At the beginning of the season, few people would have picked the Maysville Panthers to win nine football games and be in the playoffs. Post-season hopes seemed to be a dream for their football team, but they have become reality as the Panthers travel to Steubenville Saturday night to play in their school’s first ever playoff game.
“We’ve taken the attitude that people didn’t expect us to be here to begin with,” Maysville head coach Craig Clarke said. “So nobody’s expecting us to win and we’re going to just keep proving people wrong.”
The Panthers have the underdog mindset and rightfully so. The Steubenville Big Red are no stranger to success as they are 46-21 all-time in the playoffs and have won three state titles.
“Tradition wise they’ve been there before and it’s a great environment,” said Clarke. “It’s going to be a big challenge for us.”
One of the biggest challenges facing the Panthers is stopping the potent run game of the Big Red. Led by their bruiser Dashon Redman, Steubenville averages 214 rushing yards per game.
“They like to pound the ball at you with their big running back and they line up with two tight-ends,” Clarke said. “They pull a lot of guards and tackles and they like to control the ball.”
Maysville’s offense is not to be eclipsed by the hype of the Big Red’s ground game.
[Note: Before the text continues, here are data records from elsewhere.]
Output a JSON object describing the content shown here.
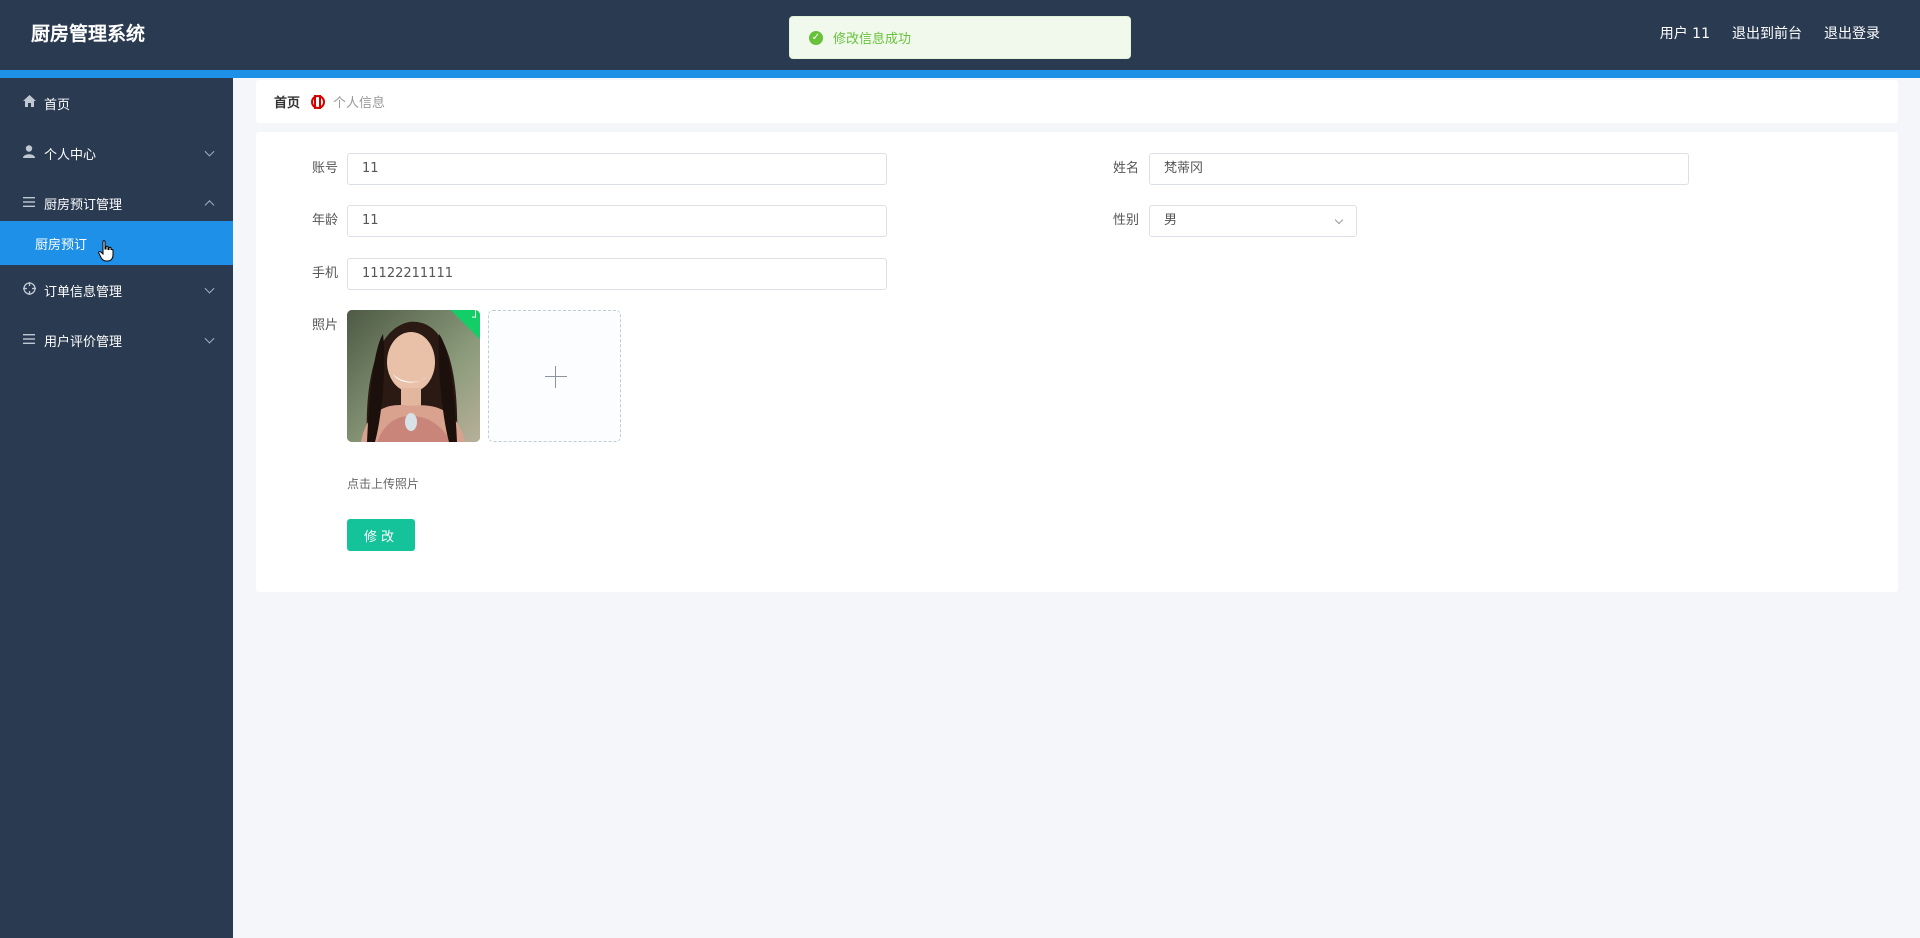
{
  "app": {
    "title": "厨房管理系统"
  },
  "header": {
    "user": "用户 11",
    "to_front": "退出到前台",
    "logout": "退出登录"
  },
  "toast": {
    "message": "修改信息成功",
    "status_color": "#67c23a"
  },
  "sidebar": {
    "items": [
      {
        "label": "首页",
        "icon": "home-icon"
      },
      {
        "label": "个人中心",
        "icon": "user-icon"
      },
      {
        "label": "厨房预订管理",
        "icon": "menu-list-icon",
        "expanded": true
      },
      {
        "label": "订单信息管理",
        "icon": "target-icon"
      },
      {
        "label": "用户评价管理",
        "icon": "menu-list-icon"
      }
    ],
    "active_sub": {
      "label": "厨房预订"
    }
  },
  "breadcrumb": {
    "home": "首页",
    "current": "个人信息"
  },
  "form": {
    "account": {
      "label": "账号",
      "value": "11"
    },
    "name": {
      "label": "姓名",
      "value": "梵蒂冈"
    },
    "age": {
      "label": "年龄",
      "value": "11"
    },
    "gender": {
      "label": "性别",
      "value": "男"
    },
    "phone": {
      "label": "手机",
      "value": "11122211111"
    },
    "photo": {
      "label": "照片",
      "hint": "点击上传照片"
    },
    "submit": "修改"
  },
  "colors": {
    "sidebar_bg": "#2a3a51",
    "accent": "#1e90e8",
    "button": "#15c39a"
  }
}
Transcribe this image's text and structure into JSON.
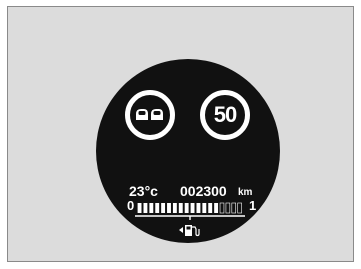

Jordan Hayes, Eli Chambers, and C.J. Harris all have the ability to break off a big play and score for the Panthers.
“We’ve got many different weapons and we try to keep people guessing,” Clarke said. “That’s what we’re going to have to do because their defense is pretty good.”
To add to an already talented defense, playing on the road is never an easy task—especially when you’re playing at a stadium nicknamed “Death Valley” which is home to a fire-breathing horse.
“Anytime you’re on the road in the playoffs it’s tough and when you go to Steubenville it’s even tougher,” Clarke said.
But the Panthers aren’t intimidated heading to Steubenville.
“Regardless, they have a 100-yard field, I think they wear helmets, and they put on uniforms like we do too,” Clarke said. “The stands and the fans don’t play the game so we don’t worry about that.”